Copy all entries verbatim and keep any pictures out of the copy.

(Stored records)

————————

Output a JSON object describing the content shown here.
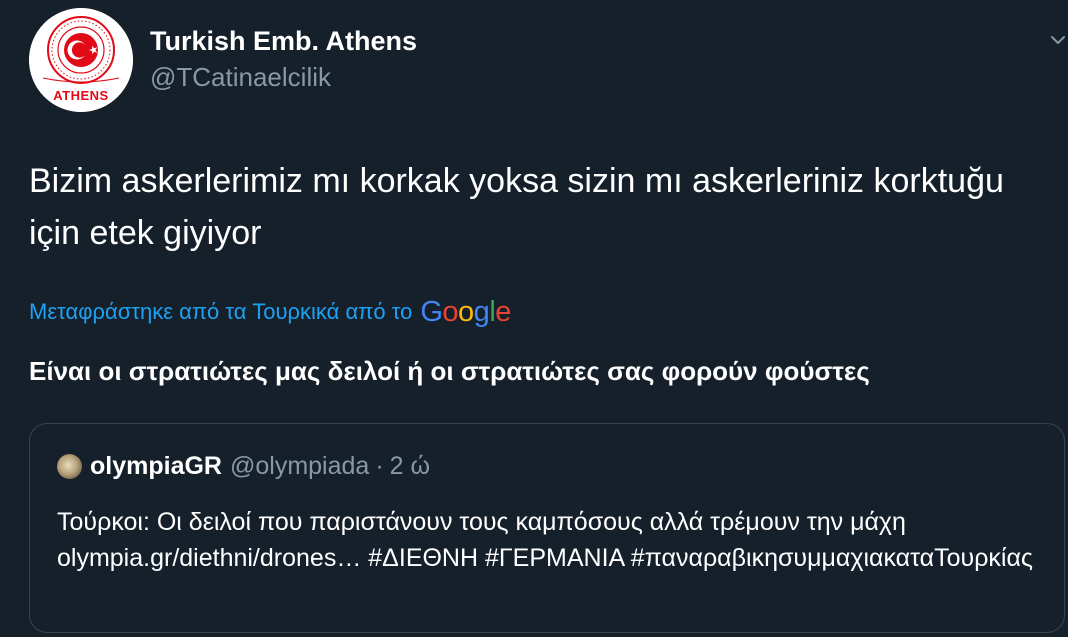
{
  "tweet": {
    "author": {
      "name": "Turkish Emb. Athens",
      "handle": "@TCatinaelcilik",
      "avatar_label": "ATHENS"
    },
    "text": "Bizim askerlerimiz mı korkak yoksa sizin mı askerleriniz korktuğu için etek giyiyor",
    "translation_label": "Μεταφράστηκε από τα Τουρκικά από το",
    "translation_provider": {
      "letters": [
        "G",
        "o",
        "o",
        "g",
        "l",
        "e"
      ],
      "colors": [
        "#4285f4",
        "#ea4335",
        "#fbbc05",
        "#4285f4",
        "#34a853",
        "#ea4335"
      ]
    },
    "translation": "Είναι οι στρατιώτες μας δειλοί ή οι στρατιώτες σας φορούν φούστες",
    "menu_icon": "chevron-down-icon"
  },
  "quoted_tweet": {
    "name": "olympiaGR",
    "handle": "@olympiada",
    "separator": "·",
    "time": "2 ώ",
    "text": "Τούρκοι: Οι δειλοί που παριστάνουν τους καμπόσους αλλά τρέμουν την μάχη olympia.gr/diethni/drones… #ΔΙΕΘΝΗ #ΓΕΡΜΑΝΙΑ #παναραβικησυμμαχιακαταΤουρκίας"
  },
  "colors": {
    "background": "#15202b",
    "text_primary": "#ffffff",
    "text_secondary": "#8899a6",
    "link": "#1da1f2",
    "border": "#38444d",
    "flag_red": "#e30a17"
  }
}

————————

ANSWER SECTION →
Output a JSON object describing the content shown here.
{
  "tweet": {
    "author": {
      "name": "Turkish Emb. Athens",
      "handle": "@TCatinaelcilik",
      "avatar_label": "ATHENS"
    },
    "text": "Bizim askerlerimiz mı korkak yoksa sizin mı askerleriniz korktuğu için etek giyiyor",
    "translation_label": "Μεταφράστηκε από τα Τουρκικά από το",
    "translation_provider": {
      "letters": [
        "G",
        "o",
        "o",
        "g",
        "l",
        "e"
      ],
      "colors": [
        "#4285f4",
        "#ea4335",
        "#fbbc05",
        "#4285f4",
        "#34a853",
        "#ea4335"
      ]
    },
    "translation": "Είναι οι στρατιώτες μας δειλοί ή οι στρατιώτες σας φορούν φούστες",
    "menu_icon": "chevron-down-icon"
  },
  "quoted_tweet": {
    "name": "olympiaGR",
    "handle": "@olympiada",
    "separator": "·",
    "time": "2 ώ",
    "text": "Τούρκοι: Οι δειλοί που παριστάνουν τους καμπόσους αλλά τρέμουν την μάχη olympia.gr/diethni/drones… #ΔΙΕΘΝΗ #ΓΕΡΜΑΝΙΑ #παναραβικησυμμαχιακαταΤουρκίας"
  },
  "colors": {
    "background": "#15202b",
    "text_primary": "#ffffff",
    "text_secondary": "#8899a6",
    "link": "#1da1f2",
    "border": "#38444d",
    "flag_red": "#e30a17"
  }
}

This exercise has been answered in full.